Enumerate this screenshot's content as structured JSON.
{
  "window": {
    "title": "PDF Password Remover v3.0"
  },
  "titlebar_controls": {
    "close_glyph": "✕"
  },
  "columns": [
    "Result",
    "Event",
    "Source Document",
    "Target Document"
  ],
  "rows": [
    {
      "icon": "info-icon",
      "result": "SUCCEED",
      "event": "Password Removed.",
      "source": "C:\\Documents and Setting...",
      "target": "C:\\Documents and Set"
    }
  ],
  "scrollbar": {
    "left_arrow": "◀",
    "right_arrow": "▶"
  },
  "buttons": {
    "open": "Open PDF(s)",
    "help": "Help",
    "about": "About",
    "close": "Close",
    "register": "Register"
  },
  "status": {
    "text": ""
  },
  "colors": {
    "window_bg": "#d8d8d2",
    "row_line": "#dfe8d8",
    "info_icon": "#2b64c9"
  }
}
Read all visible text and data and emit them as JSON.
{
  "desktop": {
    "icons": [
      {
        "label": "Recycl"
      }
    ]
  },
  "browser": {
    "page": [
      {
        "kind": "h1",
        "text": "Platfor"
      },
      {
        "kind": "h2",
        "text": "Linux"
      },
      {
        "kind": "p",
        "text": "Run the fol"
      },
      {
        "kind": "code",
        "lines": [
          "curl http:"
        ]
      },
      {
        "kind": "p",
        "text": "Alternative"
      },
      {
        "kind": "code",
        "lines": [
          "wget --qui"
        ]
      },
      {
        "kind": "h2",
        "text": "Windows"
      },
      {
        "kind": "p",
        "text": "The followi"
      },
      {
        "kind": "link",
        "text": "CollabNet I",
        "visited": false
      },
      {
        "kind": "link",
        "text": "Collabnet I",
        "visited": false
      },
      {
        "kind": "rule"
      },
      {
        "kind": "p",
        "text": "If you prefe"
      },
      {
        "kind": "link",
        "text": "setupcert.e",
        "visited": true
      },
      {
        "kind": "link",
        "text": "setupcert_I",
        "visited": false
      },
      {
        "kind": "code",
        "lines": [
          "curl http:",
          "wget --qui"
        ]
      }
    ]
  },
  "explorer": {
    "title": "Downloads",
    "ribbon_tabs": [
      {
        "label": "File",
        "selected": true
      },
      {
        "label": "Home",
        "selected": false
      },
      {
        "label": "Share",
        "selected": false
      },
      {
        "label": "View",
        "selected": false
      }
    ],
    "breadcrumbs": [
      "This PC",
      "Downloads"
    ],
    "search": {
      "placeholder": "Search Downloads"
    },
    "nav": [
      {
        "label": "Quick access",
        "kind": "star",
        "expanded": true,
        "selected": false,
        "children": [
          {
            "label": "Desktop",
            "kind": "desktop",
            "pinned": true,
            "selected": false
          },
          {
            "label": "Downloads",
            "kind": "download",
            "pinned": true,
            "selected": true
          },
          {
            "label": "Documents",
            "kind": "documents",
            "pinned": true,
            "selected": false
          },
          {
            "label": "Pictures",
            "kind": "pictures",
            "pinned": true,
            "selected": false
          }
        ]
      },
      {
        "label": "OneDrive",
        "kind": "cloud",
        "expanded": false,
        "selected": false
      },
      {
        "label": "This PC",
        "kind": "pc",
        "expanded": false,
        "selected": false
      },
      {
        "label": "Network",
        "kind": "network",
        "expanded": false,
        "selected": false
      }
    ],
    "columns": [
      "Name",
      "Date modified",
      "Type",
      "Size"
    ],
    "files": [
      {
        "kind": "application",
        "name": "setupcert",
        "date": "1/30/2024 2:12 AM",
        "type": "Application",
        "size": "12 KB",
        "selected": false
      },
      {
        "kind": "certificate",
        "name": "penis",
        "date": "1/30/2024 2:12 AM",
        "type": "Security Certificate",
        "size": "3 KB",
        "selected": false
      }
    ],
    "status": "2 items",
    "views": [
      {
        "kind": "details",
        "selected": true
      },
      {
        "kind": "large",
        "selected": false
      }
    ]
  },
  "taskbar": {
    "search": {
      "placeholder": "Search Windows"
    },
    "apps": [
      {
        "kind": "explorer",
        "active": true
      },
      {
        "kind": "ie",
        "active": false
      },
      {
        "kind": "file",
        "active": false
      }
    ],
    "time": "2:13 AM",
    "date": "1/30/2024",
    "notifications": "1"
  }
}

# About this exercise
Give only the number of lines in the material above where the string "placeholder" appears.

# Answer section
2